The pope dies, beginning nine days of mourning and funeral masses. The Cardinal Camerlengo, Eduardo Cardinal Martinez Somalo, verifies the death by calling the pope's name three times. He then leads the funeral arrangements and the conclave proceedings.
On the fourth or fifth day of mourning, the pope is interred.
Between 15 and 20 days after the pope's death, allowing time for cardinals to travel from all over the world, every cardinal under age 80 arrives at the Vatican for the conclave. There are 117 such cardinal-electors.
After taking an oath of secrecy, the cardinals meet to discuss the candidates for the papacy.

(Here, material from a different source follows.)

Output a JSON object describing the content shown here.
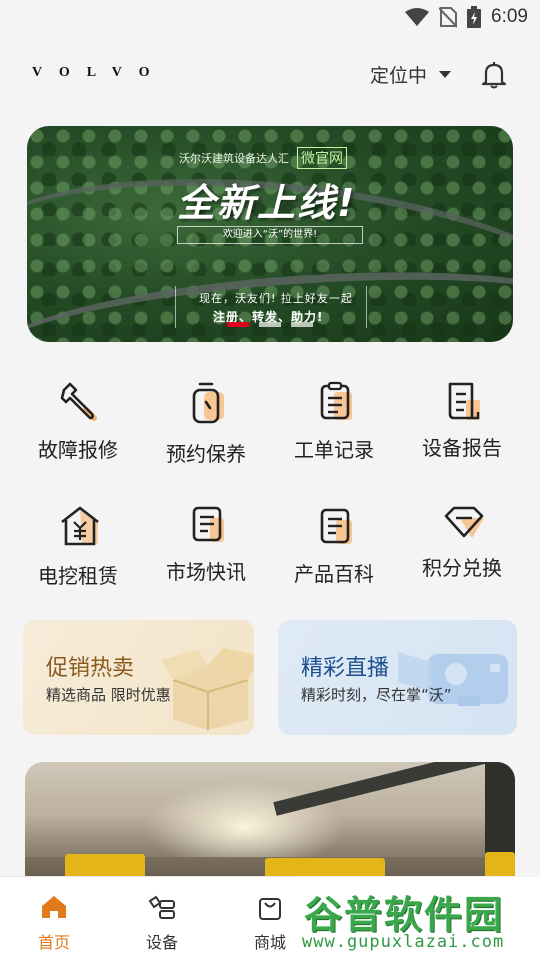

The cardinals silently write the name of the cardinal they want to elect pope on a paper ballot with the phrase "Eligo in suumum pontificem," or "I elect as supreme pontiff." Votes are taken once on the first afternoon of the conclave, then twice each morning and once each afternoon after that.
After the ballots are counted, they are burned. If a pope has been elected--by a 2/3-plus-one majority--white smoke is sent up the chimney when the ballots burn. If a majority has not been reached, black smoke goes up.
If the cardinals vote 30 times without reaching the proper majority, the rules dictate that a simple 50 percent majority will elect the new pope.
After a cardinal is elected, he chooses his papal name and dresses in pontifical garments. Each cardinal in turn pledges his allegiance to the new pope.
The oldest cardinal among the electors leaves the conclave and says in St. Peter's Square, "Habemus Papam! We have a pope!" The new pope then appears on the Vatican balcony and delivers a blessing.